Write out each line of the records that has "address" in it.

--- START ---

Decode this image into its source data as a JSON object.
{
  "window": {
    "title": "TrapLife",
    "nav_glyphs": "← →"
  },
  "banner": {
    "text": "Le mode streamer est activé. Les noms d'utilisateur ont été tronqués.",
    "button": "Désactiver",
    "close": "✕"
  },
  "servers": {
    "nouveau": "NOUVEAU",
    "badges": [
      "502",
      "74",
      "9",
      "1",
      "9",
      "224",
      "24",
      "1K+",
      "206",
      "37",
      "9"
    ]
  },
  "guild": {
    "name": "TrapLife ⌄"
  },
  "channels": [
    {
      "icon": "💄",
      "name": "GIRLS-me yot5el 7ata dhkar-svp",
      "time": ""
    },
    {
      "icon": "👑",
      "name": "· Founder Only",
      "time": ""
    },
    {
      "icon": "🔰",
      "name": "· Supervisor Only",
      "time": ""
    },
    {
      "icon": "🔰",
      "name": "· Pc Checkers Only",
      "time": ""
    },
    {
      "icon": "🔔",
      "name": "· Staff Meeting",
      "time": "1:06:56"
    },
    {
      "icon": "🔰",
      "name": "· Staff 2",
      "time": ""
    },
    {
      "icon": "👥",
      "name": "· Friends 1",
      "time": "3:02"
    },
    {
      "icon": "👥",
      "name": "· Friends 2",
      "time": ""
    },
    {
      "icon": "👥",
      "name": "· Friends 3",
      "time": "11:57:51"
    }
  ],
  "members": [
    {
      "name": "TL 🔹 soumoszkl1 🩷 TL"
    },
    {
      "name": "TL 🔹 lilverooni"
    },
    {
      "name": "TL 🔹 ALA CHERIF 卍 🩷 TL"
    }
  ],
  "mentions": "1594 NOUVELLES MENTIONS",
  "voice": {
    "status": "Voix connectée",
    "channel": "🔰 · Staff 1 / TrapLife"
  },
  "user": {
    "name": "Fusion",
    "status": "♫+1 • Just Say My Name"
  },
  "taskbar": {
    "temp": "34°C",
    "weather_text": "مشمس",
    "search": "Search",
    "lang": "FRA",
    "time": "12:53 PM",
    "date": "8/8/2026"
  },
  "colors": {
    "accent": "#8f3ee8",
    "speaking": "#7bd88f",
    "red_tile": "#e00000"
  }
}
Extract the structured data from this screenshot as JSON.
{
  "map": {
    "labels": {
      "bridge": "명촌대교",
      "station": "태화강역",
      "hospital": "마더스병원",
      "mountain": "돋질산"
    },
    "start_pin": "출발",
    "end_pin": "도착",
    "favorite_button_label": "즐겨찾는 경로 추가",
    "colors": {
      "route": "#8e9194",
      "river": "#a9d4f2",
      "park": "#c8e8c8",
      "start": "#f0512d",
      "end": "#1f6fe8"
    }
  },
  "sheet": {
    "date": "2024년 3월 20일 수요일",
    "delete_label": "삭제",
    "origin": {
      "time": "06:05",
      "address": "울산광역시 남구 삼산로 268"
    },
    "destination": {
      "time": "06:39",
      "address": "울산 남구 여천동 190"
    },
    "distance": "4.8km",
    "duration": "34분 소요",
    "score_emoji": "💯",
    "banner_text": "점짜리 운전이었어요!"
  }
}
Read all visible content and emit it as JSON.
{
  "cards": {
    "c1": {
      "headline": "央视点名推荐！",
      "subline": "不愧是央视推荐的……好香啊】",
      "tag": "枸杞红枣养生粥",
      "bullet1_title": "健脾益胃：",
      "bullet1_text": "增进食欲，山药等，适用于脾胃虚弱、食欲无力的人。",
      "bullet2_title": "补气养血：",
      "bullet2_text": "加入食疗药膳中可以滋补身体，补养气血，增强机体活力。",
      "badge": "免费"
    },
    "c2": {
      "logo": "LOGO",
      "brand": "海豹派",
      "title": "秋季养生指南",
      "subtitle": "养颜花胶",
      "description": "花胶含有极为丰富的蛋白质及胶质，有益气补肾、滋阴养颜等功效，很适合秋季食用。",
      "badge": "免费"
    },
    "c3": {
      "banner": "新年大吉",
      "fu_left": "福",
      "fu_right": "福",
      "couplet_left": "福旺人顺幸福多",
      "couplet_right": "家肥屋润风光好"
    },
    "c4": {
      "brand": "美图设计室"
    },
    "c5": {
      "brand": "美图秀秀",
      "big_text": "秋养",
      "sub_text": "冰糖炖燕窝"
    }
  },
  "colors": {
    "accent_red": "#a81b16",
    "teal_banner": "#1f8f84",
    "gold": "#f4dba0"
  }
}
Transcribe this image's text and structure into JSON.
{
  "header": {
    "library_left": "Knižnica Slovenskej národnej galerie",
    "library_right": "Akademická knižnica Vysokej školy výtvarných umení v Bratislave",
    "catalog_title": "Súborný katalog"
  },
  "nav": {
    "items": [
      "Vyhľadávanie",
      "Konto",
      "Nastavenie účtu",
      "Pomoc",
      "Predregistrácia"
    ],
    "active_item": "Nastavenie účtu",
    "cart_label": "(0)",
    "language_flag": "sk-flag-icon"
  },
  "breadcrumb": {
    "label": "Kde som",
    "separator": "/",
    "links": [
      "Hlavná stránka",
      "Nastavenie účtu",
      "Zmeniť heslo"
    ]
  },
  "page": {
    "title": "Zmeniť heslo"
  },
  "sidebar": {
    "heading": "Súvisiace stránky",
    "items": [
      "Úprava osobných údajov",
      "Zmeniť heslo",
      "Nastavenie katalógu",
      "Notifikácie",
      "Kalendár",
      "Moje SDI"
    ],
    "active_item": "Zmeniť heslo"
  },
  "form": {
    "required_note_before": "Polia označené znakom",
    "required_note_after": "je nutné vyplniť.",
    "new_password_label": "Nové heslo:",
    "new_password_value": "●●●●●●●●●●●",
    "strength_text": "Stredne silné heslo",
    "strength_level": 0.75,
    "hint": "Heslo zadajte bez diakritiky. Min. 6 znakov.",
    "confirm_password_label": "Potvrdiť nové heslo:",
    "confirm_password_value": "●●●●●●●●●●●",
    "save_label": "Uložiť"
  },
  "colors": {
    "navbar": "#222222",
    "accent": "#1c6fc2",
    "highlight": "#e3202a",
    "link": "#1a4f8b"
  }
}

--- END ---

* _Output for this task_
      "address": "울산광역시 남구 삼산로 268"
      "address": "울산 남구 여천동 190"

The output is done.